* [Required action] An exact copy of every entry is needed, without any of the pictures.

═══ Provided records

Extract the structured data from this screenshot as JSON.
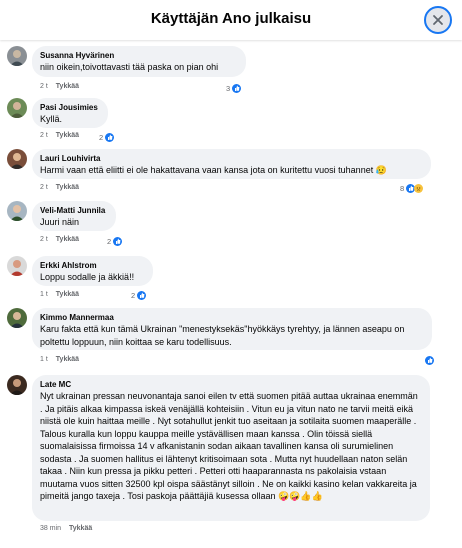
{
  "header": {
    "title": "Käyttäjän Ano julkaisu"
  },
  "comments": [
    {
      "author": "Susanna Hyvärinen",
      "text": "niin oikein,toivottavasti tää paska on pian ohi",
      "time": "2 t",
      "like": "Tykkää",
      "reactions": "3"
    },
    {
      "author": "Pasi Jousimies",
      "text": "Kyllä.",
      "time": "2 t",
      "like": "Tykkää",
      "reactions": "2"
    },
    {
      "author": "Lauri Louhivirta",
      "text": "Harmi vaan että eliitti ei ole hakattavana vaan kansa jota on kuritettu vuosi tuhannet 😥",
      "time": "2 t",
      "like": "Tykkää",
      "reactions": "8"
    },
    {
      "author": "Veli-Matti Junnila",
      "text": "Juuri näin",
      "time": "2 t",
      "like": "Tykkää",
      "reactions": "2"
    },
    {
      "author": "Erkki Ahlstrom",
      "text": "Loppu sodalle ja äkkiä!!",
      "time": "1 t",
      "like": "Tykkää",
      "reactions": "2"
    },
    {
      "author": "Kimmo Mannermaa",
      "text": "Karu fakta että kun tämä Ukrainan \"menestyksekäs\"hyökkäys tyrehtyy, ja lännen aseapu on poltettu loppuun, niin koittaa se karu todellisuus.",
      "time": "1 t",
      "like": "Tykkää",
      "reactions": ""
    },
    {
      "author": "Late MC",
      "text": "Nyt ukrainan pressan neuvonantaja sanoi eilen tv että suomen pitää auttaa ukrainaa enemmän . Ja pitäis alkaa kimpassa iskeä venäjällä kohteisiin . Vitun eu ja vitun nato ne tarvii meitä eikä niistä ole kuin haittaa meille . Nyt sotahullut jenkit tuo aseitaan ja sotilaita suomen maaperälle . Talous kuralla kun loppu kauppa meille ystävällisen maan kanssa . Olin töissä siellä suomalaisissa firmoissa 14 v afkanistanin sodan aikaan tavallinen kansa oli surumielinen sodasta . Ja suomen hallitus ei lähtenyt kritisoimaan sota . Mutta nyt huudellaan naton selän takaa . Niin kun pressa ja pikku petteri . Petteri otti haaparannasta ns pakolaisia vstaan muutama vuos sitten 32500 kpl oispa säästänyt silloin . Ne on kaikki kasino kelan vakkareita ja pimeitä jango taxeja . Tosi paskoja päättäjiä kusessa ollaan 🤪🤪👍👍",
      "time": "38 min",
      "like": "Tykkää",
      "reactions": ""
    }
  ]
}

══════

* [Expected answer]
Extract the structured data from this screenshot as JSON.
{
  "header": {
    "title": "Käyttäjän Ano julkaisu"
  },
  "comments": [
    {
      "author": "Susanna Hyvärinen",
      "text": "niin oikein,toivottavasti tää paska on pian ohi",
      "time": "2 t",
      "like": "Tykkää",
      "reactions": "3"
    },
    {
      "author": "Pasi Jousimies",
      "text": "Kyllä.",
      "time": "2 t",
      "like": "Tykkää",
      "reactions": "2"
    },
    {
      "author": "Lauri Louhivirta",
      "text": "Harmi vaan että eliitti ei ole hakattavana vaan kansa jota on kuritettu vuosi tuhannet 😥",
      "time": "2 t",
      "like": "Tykkää",
      "reactions": "8"
    },
    {
      "author": "Veli-Matti Junnila",
      "text": "Juuri näin",
      "time": "2 t",
      "like": "Tykkää",
      "reactions": "2"
    },
    {
      "author": "Erkki Ahlstrom",
      "text": "Loppu sodalle ja äkkiä!!",
      "time": "1 t",
      "like": "Tykkää",
      "reactions": "2"
    },
    {
      "author": "Kimmo Mannermaa",
      "text": "Karu fakta että kun tämä Ukrainan \"menestyksekäs\"hyökkäys tyrehtyy, ja lännen aseapu on poltettu loppuun, niin koittaa se karu todellisuus.",
      "time": "1 t",
      "like": "Tykkää",
      "reactions": ""
    },
    {
      "author": "Late MC",
      "text": "Nyt ukrainan pressan neuvonantaja sanoi eilen tv että suomen pitää auttaa ukrainaa enemmän . Ja pitäis alkaa kimpassa iskeä venäjällä kohteisiin . Vitun eu ja vitun nato ne tarvii meitä eikä niistä ole kuin haittaa meille . Nyt sotahullut jenkit tuo aseitaan ja sotilaita suomen maaperälle . Talous kuralla kun loppu kauppa meille ystävällisen maan kanssa . Olin töissä siellä suomalaisissa firmoissa 14 v afkanistanin sodan aikaan tavallinen kansa oli surumielinen sodasta . Ja suomen hallitus ei lähtenyt kritisoimaan sota . Mutta nyt huudellaan naton selän takaa . Niin kun pressa ja pikku petteri . Petteri otti haaparannasta ns pakolaisia vstaan muutama vuos sitten 32500 kpl oispa säästänyt silloin . Ne on kaikki kasino kelan vakkareita ja pimeitä jango taxeja . Tosi paskoja päättäjiä kusessa ollaan 🤪🤪👍👍",
      "time": "38 min",
      "like": "Tykkää",
      "reactions": ""
    }
  ]
}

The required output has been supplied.